April 5th, 1901. M. A. EDWARDS,
Adrn’r. of Mrs. G. C. Haddock, dec’d.
For the purpose of receiving state and
comity tax returns for 1901,1 will be at
the following places on the days and
Claud, Monday, April 22, from 9 to 11'am
Hollihshead, Monday* April 22, from 2 to
Myrtle, Tuesday, April 23, am
Barrow’s Mill, Tuesday* April 23, pm.
Haslam’s, Wednesday, April 24, am.
Marshallville, “ “
Fort Valley, Thursday, t!
Mathews’ Store, Friday, “
Powersville, “ j “
Byron, Saturday, “
FQR MSN AKB B0YS.
We are ready with our complete stock of
Clothing for Spring. Suits from ....
.50 to $25.00.
Orders by mail carefully filled and
Jno. C. Eads & Co.,
So are we with the finest line of
Gents* Furnishing Goods
ever shown in Macon. All fresh
goods, no old stock.
Just received, a carload of Hats,
of all the latest styles, shapes and
Burnett & Goodman,
454 THIRD STREET.
Wholesale and Retail Dealer in
TRIAKGrULAR BLOCK, MACOK, GA.
Is what you
you Buy your
do every time
and all Muds of mill work and builders supples from our
25, all day.
27, pm. ‘
29, all day.
Henderson, Wednesday, May 1, am.
B. T. STAFFORD, T. E. H. C.
superior stock. Builders and contractors will find that
ley get a superior grade of lumber arid workmanship in
t ieir line at lower prices than they can get elsewhere.

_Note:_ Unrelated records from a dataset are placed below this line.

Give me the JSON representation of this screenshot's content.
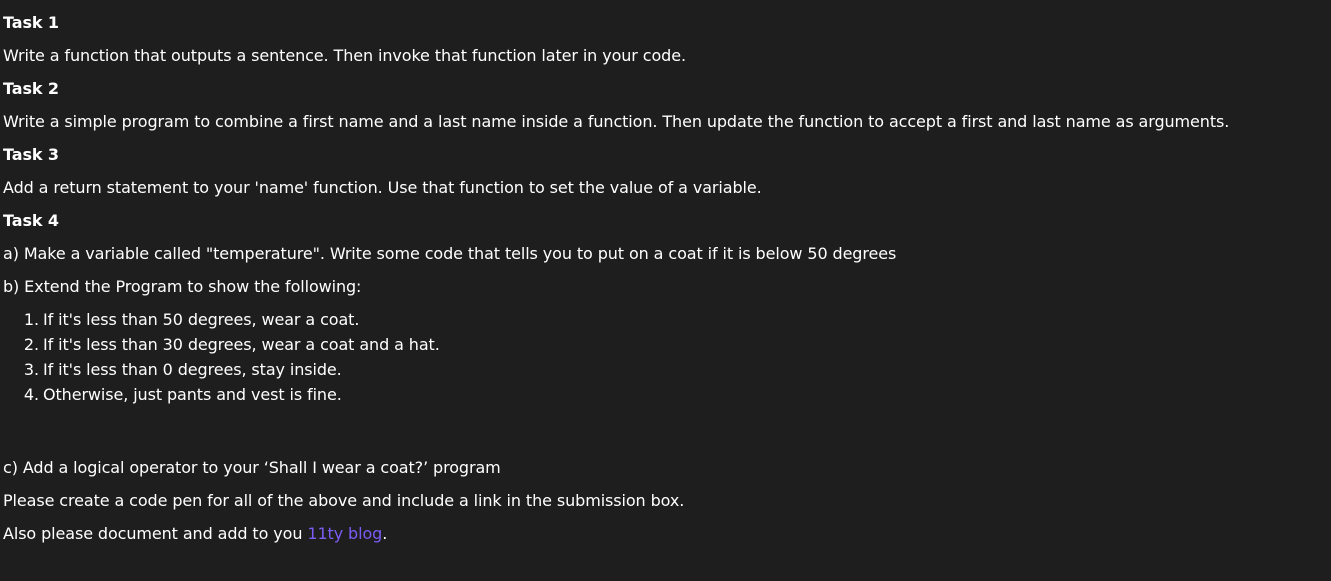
{
  "task1": {
    "heading": "Task 1",
    "text": "Write a function that outputs a sentence. Then invoke that function later in your code."
  },
  "task2": {
    "heading": "Task 2",
    "text": "Write a simple program to combine a first name and a last name inside a function. Then update the function to accept a first and last name as arguments."
  },
  "task3": {
    "heading": "Task 3",
    "text": "Add a return statement to your 'name' function. Use that function to set the value of a variable."
  },
  "task4": {
    "heading": "Task 4",
    "part_a": "a) Make a variable called \"temperature\". Write some code that tells you to put on a coat if it is below 50 degrees",
    "part_b": "b) Extend the Program to show the following:",
    "list": [
      {
        "num": "1.",
        "text": "If it's less than 50 degrees, wear a coat."
      },
      {
        "num": "2.",
        "text": "If it's less than 30 degrees, wear a coat and a hat."
      },
      {
        "num": "3.",
        "text": "If it's less than 0 degrees, stay inside."
      },
      {
        "num": "4.",
        "text": "Otherwise, just pants and vest is fine."
      }
    ],
    "part_c": "c) Add a logical operator to your ‘Shall I wear a coat?’ program"
  },
  "footer": {
    "codepen_text": "Please create a code pen for all of the above and include a link in the submission box.",
    "blog_prefix": "Also please document and add to you ",
    "blog_link": "11ty blog",
    "blog_suffix": "."
  }
}
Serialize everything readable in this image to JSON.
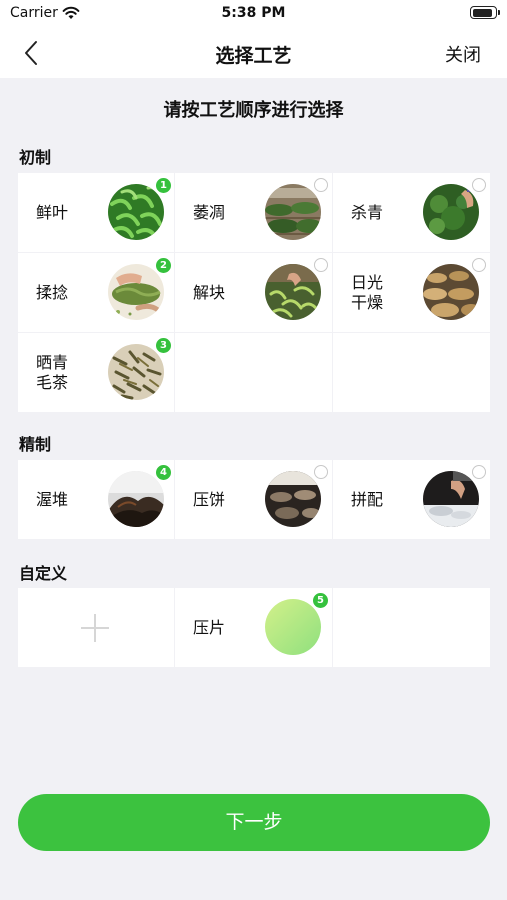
{
  "status_bar": {
    "carrier": "Carrier",
    "time": "5:38 PM"
  },
  "nav": {
    "title": "选择工艺",
    "close_label": "关闭",
    "back_icon": "chevron-left-icon"
  },
  "instruction": "请按工艺顺序进行选择",
  "sections": {
    "primary": {
      "label": "初制",
      "items": [
        {
          "label": "鲜叶",
          "selected": true,
          "order": "1"
        },
        {
          "label": "萎凋",
          "selected": false,
          "order": ""
        },
        {
          "label": "杀青",
          "selected": false,
          "order": ""
        },
        {
          "label": "揉捻",
          "selected": true,
          "order": "2"
        },
        {
          "label": "解块",
          "selected": false,
          "order": ""
        },
        {
          "label": "日光干燥",
          "selected": false,
          "order": ""
        },
        {
          "label": "晒青毛茶",
          "selected": true,
          "order": "3"
        }
      ]
    },
    "refined": {
      "label": "精制",
      "items": [
        {
          "label": "渥堆",
          "selected": true,
          "order": "4"
        },
        {
          "label": "压饼",
          "selected": false,
          "order": ""
        },
        {
          "label": "拼配",
          "selected": false,
          "order": ""
        }
      ]
    },
    "custom": {
      "label": "自定义",
      "add_icon": "plus-icon",
      "items": [
        {
          "label": "压片",
          "selected": true,
          "order": "5"
        }
      ]
    }
  },
  "next_button_label": "下一步",
  "colors": {
    "accent": "#3cc23f",
    "badge": "#35c13d",
    "background": "#f1f1f5"
  }
}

s:. IB. KAgrzrAs
’Phone 187.FORT VALLEY, GA.
and Door Co.,
No. 457 Third Street, Macon, Ga.